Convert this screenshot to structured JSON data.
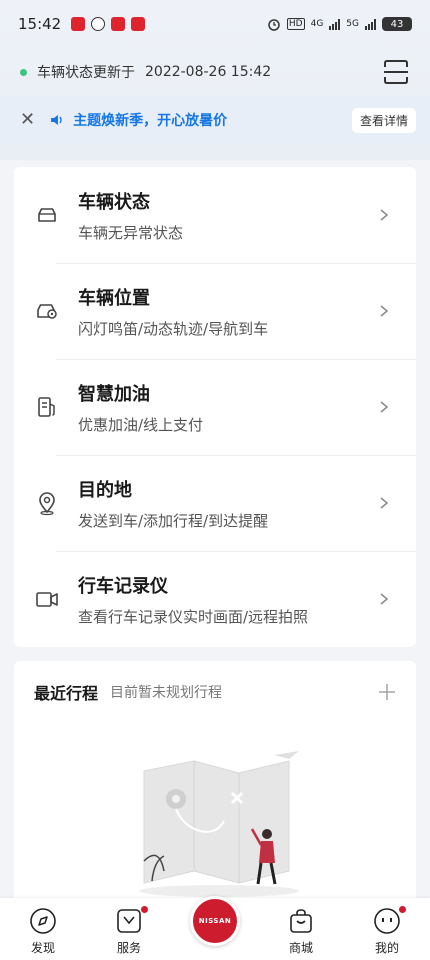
{
  "statusbar": {
    "time": "15:42",
    "battery": "43",
    "hd": "HD",
    "net1": "4G",
    "net2": "5G"
  },
  "header": {
    "status_label": "车辆状态更新于",
    "status_time": "2022-08-26 15:42"
  },
  "banner": {
    "text": "主题焕新季，开心放暑价",
    "button": "查看详情"
  },
  "menu": [
    {
      "title": "车辆状态",
      "subtitle": "车辆无异常状态"
    },
    {
      "title": "车辆位置",
      "subtitle": "闪灯鸣笛/动态轨迹/导航到车"
    },
    {
      "title": "智慧加油",
      "subtitle": "优惠加油/线上支付"
    },
    {
      "title": "目的地",
      "subtitle": "发送到车/添加行程/到达提醒"
    },
    {
      "title": "行车记录仪",
      "subtitle": "查看行车记录仪实时画面/远程拍照"
    }
  ],
  "trips": {
    "title": "最近行程",
    "subtitle": "目前暂未规划行程"
  },
  "tabbar": {
    "discover": "发现",
    "service": "服务",
    "center_logo": "NISSAN",
    "mall": "商城",
    "mine": "我的"
  },
  "colors": {
    "accent_red": "#cc1c2e",
    "banner_blue": "#1677e5",
    "status_green": "#3cc47c"
  }
}
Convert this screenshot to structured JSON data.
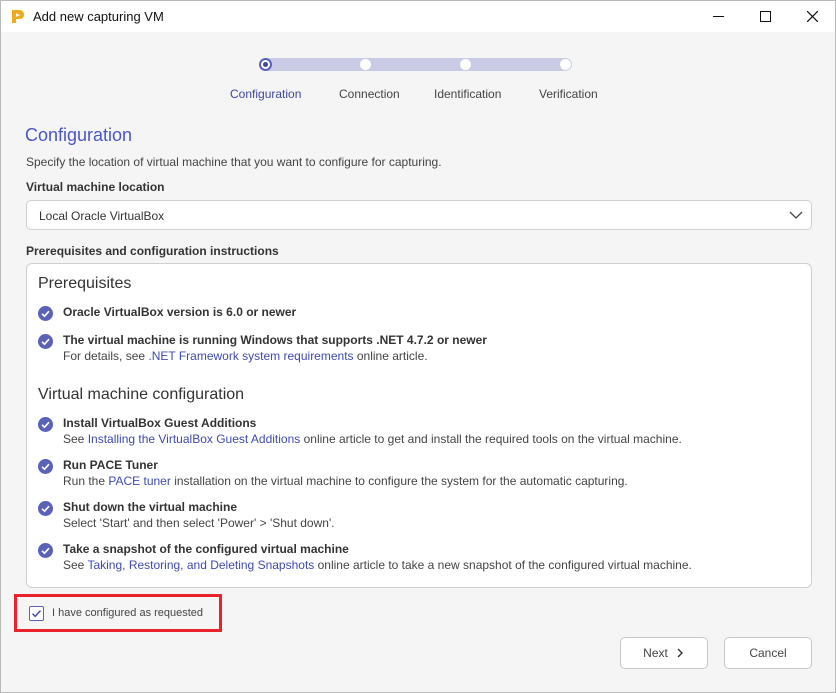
{
  "window": {
    "title": "Add new capturing VM"
  },
  "steps": [
    {
      "label": "Configuration",
      "active": true
    },
    {
      "label": "Connection",
      "active": false
    },
    {
      "label": "Identification",
      "active": false
    },
    {
      "label": "Verification",
      "active": false
    }
  ],
  "page": {
    "title": "Configuration",
    "subtitle": "Specify the location of virtual machine that you want to configure for capturing."
  },
  "location": {
    "label": "Virtual machine location",
    "selected": "Local Oracle VirtualBox"
  },
  "instructions": {
    "label": "Prerequisites and configuration instructions",
    "prereq_heading": "Prerequisites",
    "prereq_items": [
      {
        "title": "Oracle VirtualBox version is 6.0 or newer"
      },
      {
        "title": "The virtual machine is running Windows that supports .NET 4.7.2 or newer",
        "pre": "For details, see ",
        "link": ".NET Framework system requirements",
        "post": " online article."
      }
    ],
    "config_heading": "Virtual machine configuration",
    "config_items": [
      {
        "title": "Install VirtualBox Guest Additions",
        "pre": "See ",
        "link": "Installing the VirtualBox Guest Additions",
        "post": " online article to get and install the required tools on the virtual machine."
      },
      {
        "title": "Run PACE Tuner",
        "pre": "Run the ",
        "link": "PACE tuner",
        "post": " installation on the virtual machine to configure the system for the automatic capturing."
      },
      {
        "title": "Shut down the virtual machine",
        "pre": "Select 'Start' and then select 'Power' > 'Shut down'."
      },
      {
        "title": "Take a snapshot of the configured virtual machine",
        "pre": "See ",
        "link": "Taking, Restoring, and Deleting Snapshots",
        "post": " online article to take a new snapshot of the configured virtual machine."
      }
    ]
  },
  "confirm": {
    "label": "I have configured as requested",
    "checked": true
  },
  "buttons": {
    "next": "Next",
    "cancel": "Cancel"
  },
  "colors": {
    "accent": "#4a56c2",
    "highlight": "#e8232b",
    "app_icon": "#f0a81c"
  }
}
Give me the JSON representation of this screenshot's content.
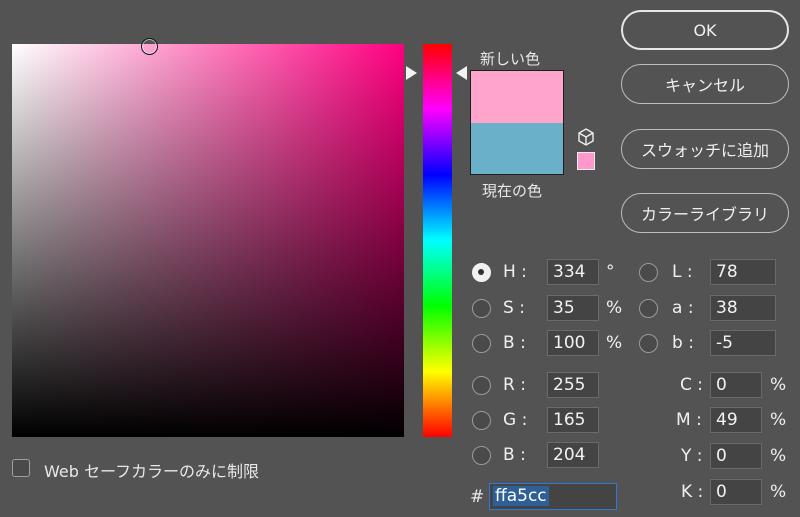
{
  "picker": {
    "new_label": "新しい色",
    "current_label": "現在の色",
    "new_color": "#ffa5cc",
    "current_color": "#6ab0c9",
    "websafe_color": "#ff99cc",
    "hue_base_color": "#ff0080"
  },
  "buttons": {
    "ok": "OK",
    "cancel": "キャンセル",
    "add_swatch": "スウォッチに追加",
    "color_library": "カラーライブラリ"
  },
  "hsb": {
    "h_label": "H :",
    "h_value": "334",
    "h_unit": "°",
    "s_label": "S :",
    "s_value": "35",
    "s_unit": "%",
    "b_label": "B :",
    "b_value": "100",
    "b_unit": "%"
  },
  "lab": {
    "l_label": "L :",
    "l_value": "78",
    "a_label": "a :",
    "a_value": "38",
    "b_label": "b :",
    "b_value": "-5"
  },
  "rgb": {
    "r_label": "R :",
    "r_value": "255",
    "g_label": "G :",
    "g_value": "165",
    "b_label": "B :",
    "b_value": "204"
  },
  "cmyk": {
    "c_label": "C :",
    "c_value": "0",
    "c_unit": "%",
    "m_label": "M :",
    "m_value": "49",
    "m_unit": "%",
    "y_label": "Y :",
    "y_value": "0",
    "y_unit": "%",
    "k_label": "K :",
    "k_value": "0",
    "k_unit": "%"
  },
  "hex": {
    "hash": "#",
    "value": "ffa5cc"
  },
  "websafe": {
    "label": "Web セーフカラーのみに制限",
    "checked": false
  },
  "selected_channel": "H",
  "icons": {
    "cube": "cube-icon",
    "hue_arrow": "triangle-arrow-icon"
  }
}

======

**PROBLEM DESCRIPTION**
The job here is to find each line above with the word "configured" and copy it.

**ANSWER TO THIS PROBLEM**
        "title": "Take a snapshot of the configured virtual machine",
        "post": " online article to take a new snapshot of the configured virtual machine."
    "label": "I have configured as requested",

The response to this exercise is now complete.